With the arrival of Noah and Exodus this year, it's tempting to see 2014 as the year of the biblical epic.

But two films doesn't count as a trend. However, it does give us an interesting point of comparison.

Whereas Darren Aronofksy took a largely secular route in his animal-packed ark, Ridley Scott mostly takes the Bible as gospel (pardon the pun) in his retelling of Moses leading the Hebrews out of slavery.

After an opening battle scene that's more like a chapter of Wilbur Smith than a verse of the Old Testament, we get to know Moses (Bale) and Ramesses II (Edgerton) - brothers in arms in the Egyptian military as well as princes of Egypt.

But Moses soon learns he is adopted and that his real mother was a Hebrew - a group of people enslaved by the Egyptians - causing friction between Moses and Ramesses II and leading to Moses being exiled.

After wandering through the desert, getting married and raising a son, Moses suffers a severe head injury, leading him to believe God has instructed him to return to Egypt, free the slaves and lead the hundreds of thousands of Hebrews home to the promised land of Canaan (Israel).


Unlike Aronofsky, who took the "this could have happened" approach with Noah, Scott revels in the grand myth-making of the Exodus story, seeing no need to find a rational explanation for what goes on, instead embracing the fantastical elements as if he was adapting Lord Of The Rings or Harry Potter (it's worth pointing out that the historical and archaeological consensus is that there is a distinct lack of evidence of the exodus actually happening).

With the full arsenal of computer wizardry at his disposal, Scott parts the Red Seas and unleashes an onslaught of plagues in suitably epic fashion.

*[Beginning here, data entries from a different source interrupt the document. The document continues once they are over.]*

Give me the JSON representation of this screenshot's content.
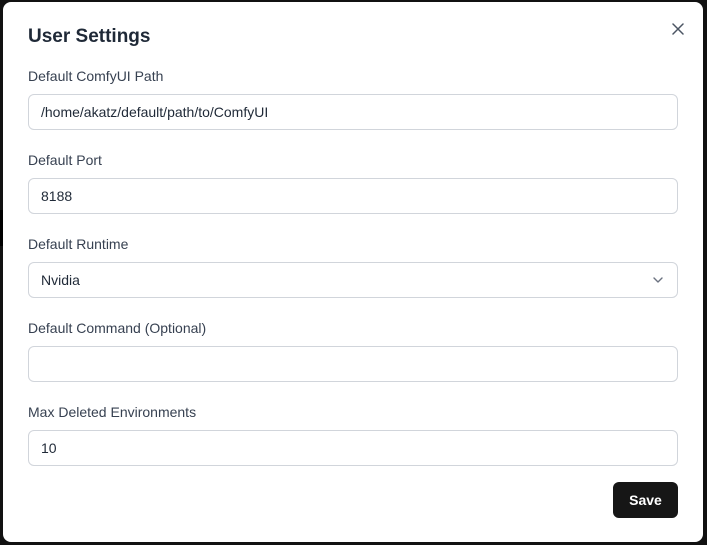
{
  "dialog": {
    "title": "User Settings",
    "close_icon": "close-icon",
    "save_label": "Save"
  },
  "fields": {
    "comfyui_path": {
      "label": "Default ComfyUI Path",
      "value": "/home/akatz/default/path/to/ComfyUI"
    },
    "port": {
      "label": "Default Port",
      "value": "8188"
    },
    "runtime": {
      "label": "Default Runtime",
      "value": "Nvidia",
      "icon": "chevron-down-icon"
    },
    "command": {
      "label": "Default Command (Optional)",
      "value": ""
    },
    "max_deleted": {
      "label": "Max Deleted Environments",
      "value": "10"
    }
  },
  "colors": {
    "primary_button": "#161616",
    "border": "#d1d5db",
    "text": "#1f2937"
  }
}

They are the dramatic and visual high points of the film - never before has the wrath of God been rendered so vividly and spectacularly.

Speaking of the Almighty, God is portrayed in fascinating fashion. I won't spoil it but there are many discussions to be had focusing on how the Supreme Being is depicted in this film, including the non-spoilerific fact that Old Testament God was, it has to be said, kind of a jerk (and that might be putting it mildly).

The other highlight is the performances. Bale's Moses, like Russell Crowe's Noah, is portrayed in the grey areas between mad man and prophet, but Bale's typical intensity really takes it up a notch, helping make Moses a complex man dealing with something he doesn't fully understand (and which may indeed be largely in his head).

Equally impressive is Edgerton, in what is hopefully a break-out role for the Aussie actor. His pharaoh is stubborn, dismissive and slightly vainglorious, but Edgerton keeps it all in check, never resorting to chewing the scenery.

The other standard performances come from youngster Isaac Andrews and Aussie Mendelsohn, with the latter stealing his scenes as an incompetent Egyptian viceroy.

Exodus takes itself very seriously but manages to stay on the right side of melodrama, thus avoiding the ever-present danger of tipping into "accidental Life Of Brian" territory.

There may be a sensation that the film is all noise and no heart, that its CG extravaganzas overwhelm the bigger moral issues, but there is plenty of food for thought in this tale of fanaticism, desperation, fear, and the greater good.

It also happens to be Scott's best film since Gladiator.